Exercise description:
The expected output is the set of lines below beginning at the one that contains "What data populates" and ending at the final line, reproduced exactly.

- - -

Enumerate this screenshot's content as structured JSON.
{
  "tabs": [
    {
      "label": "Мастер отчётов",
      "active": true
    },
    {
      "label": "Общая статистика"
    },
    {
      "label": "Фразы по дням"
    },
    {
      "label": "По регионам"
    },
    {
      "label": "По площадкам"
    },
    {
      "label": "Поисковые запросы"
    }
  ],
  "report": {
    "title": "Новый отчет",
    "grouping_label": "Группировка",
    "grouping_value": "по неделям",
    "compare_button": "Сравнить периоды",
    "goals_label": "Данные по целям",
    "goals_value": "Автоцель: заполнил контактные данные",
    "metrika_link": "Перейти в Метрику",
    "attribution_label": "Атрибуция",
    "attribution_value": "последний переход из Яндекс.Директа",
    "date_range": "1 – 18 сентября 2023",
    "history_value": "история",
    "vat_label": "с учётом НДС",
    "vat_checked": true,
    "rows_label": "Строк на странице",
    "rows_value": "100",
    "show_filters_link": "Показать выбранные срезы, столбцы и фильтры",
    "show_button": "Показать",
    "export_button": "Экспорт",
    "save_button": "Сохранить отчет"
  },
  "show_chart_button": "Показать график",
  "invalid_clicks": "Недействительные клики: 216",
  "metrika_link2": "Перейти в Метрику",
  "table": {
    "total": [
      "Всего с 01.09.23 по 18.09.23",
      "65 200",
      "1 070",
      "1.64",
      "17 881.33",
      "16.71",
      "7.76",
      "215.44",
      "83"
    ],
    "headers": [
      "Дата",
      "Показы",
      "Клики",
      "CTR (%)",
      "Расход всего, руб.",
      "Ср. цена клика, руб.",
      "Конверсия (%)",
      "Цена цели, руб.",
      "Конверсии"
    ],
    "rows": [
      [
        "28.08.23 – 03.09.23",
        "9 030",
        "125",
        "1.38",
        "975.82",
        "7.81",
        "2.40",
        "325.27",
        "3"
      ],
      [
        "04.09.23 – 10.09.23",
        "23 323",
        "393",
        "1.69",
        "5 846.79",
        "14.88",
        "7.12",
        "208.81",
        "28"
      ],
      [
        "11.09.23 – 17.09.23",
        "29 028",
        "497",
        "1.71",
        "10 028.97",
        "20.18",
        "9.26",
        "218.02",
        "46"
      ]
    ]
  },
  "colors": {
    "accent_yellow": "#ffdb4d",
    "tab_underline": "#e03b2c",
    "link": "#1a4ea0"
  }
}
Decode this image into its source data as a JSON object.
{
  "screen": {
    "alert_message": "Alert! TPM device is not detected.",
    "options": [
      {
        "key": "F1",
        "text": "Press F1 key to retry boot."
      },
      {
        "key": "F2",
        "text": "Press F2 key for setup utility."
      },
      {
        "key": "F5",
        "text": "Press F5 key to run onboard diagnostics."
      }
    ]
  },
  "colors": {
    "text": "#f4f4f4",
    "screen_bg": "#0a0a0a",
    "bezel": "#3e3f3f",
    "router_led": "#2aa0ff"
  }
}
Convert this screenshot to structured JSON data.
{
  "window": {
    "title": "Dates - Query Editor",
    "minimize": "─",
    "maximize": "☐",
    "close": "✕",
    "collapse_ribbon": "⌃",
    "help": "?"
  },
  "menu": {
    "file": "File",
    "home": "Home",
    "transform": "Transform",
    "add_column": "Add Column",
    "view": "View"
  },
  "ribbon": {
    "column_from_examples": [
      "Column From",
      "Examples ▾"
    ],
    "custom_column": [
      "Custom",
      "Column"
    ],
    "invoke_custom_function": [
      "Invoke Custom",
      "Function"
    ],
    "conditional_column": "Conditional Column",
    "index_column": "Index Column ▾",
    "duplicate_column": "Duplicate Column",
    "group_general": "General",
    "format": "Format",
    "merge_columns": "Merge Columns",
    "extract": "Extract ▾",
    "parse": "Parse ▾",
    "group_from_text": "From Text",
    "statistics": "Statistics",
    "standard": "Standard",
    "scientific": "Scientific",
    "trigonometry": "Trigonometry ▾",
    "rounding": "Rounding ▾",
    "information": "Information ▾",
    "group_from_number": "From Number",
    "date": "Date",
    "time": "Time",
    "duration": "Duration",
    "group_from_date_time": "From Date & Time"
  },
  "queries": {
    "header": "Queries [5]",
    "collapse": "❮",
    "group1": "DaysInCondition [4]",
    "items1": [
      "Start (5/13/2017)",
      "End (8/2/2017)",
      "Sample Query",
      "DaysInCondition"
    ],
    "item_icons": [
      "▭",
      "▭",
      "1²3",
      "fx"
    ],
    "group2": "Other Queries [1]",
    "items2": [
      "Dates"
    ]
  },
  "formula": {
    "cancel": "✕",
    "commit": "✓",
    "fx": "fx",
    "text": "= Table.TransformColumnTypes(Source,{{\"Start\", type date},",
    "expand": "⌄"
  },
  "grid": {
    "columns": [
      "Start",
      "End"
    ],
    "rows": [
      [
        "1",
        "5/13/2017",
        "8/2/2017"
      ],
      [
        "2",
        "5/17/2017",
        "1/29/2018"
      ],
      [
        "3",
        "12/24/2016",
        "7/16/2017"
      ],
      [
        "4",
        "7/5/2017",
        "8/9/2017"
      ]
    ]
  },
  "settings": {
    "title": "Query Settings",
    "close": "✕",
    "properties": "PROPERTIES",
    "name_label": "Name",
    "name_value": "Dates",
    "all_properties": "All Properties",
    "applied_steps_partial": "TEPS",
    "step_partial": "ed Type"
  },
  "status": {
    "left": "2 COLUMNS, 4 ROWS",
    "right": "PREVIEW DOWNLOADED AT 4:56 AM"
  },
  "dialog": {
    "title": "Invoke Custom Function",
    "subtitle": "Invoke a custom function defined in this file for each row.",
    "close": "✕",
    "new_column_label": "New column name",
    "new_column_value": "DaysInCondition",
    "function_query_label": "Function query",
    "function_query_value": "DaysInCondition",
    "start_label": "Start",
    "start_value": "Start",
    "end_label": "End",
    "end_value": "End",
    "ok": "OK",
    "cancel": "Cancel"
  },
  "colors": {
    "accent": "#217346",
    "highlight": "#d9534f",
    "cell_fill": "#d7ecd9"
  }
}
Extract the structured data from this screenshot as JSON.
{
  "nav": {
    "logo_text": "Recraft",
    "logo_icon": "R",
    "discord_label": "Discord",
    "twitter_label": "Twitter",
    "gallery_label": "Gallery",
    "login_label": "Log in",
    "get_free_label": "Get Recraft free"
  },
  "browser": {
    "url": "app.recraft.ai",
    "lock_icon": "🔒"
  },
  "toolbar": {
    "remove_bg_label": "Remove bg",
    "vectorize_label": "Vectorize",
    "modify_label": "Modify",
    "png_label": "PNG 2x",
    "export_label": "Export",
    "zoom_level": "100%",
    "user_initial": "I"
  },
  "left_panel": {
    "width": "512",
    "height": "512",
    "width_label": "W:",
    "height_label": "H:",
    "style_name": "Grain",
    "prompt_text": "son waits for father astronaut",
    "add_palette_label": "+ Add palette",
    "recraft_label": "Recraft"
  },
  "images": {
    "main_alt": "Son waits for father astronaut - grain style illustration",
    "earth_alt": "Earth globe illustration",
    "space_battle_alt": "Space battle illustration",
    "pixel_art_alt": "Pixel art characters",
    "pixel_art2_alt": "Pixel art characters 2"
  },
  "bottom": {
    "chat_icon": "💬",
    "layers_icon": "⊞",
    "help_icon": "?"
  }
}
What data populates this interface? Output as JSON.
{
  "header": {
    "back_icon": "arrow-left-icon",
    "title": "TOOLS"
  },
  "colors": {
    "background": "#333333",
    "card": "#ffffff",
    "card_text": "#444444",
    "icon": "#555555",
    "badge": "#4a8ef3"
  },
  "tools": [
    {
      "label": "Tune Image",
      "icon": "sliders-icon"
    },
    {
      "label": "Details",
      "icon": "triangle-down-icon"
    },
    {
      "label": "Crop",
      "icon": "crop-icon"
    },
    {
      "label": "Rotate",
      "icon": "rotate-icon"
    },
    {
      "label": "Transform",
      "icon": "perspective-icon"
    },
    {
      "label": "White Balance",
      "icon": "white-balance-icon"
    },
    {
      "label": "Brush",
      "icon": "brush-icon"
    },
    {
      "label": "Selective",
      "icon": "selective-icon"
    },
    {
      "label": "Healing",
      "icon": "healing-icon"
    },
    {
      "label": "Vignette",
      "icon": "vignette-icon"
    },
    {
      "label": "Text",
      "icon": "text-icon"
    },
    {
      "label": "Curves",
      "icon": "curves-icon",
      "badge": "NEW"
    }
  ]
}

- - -

Expected answer:
What data populates this interface? Output as JSON.
{
  "header": {
    "back_icon": "arrow-left-icon",
    "title": "TOOLS"
  },
  "colors": {
    "background": "#333333",
    "card": "#ffffff",
    "card_text": "#444444",
    "icon": "#555555",
    "badge": "#4a8ef3"
  },
  "tools": [
    {
      "label": "Tune Image",
      "icon": "sliders-icon"
    },
    {
      "label": "Details",
      "icon": "triangle-down-icon"
    },
    {
      "label": "Crop",
      "icon": "crop-icon"
    },
    {
      "label": "Rotate",
      "icon": "rotate-icon"
    },
    {
      "label": "Transform",
      "icon": "perspective-icon"
    },
    {
      "label": "White Balance",
      "icon": "white-balance-icon"
    },
    {
      "label": "Brush",
      "icon": "brush-icon"
    },
    {
      "label": "Selective",
      "icon": "selective-icon"
    },
    {
      "label": "Healing",
      "icon": "healing-icon"
    },
    {
      "label": "Vignette",
      "icon": "vignette-icon"
    },
    {
      "label": "Text",
      "icon": "text-icon"
    },
    {
      "label": "Curves",
      "icon": "curves-icon",
      "badge": "NEW"
    }
  ]
}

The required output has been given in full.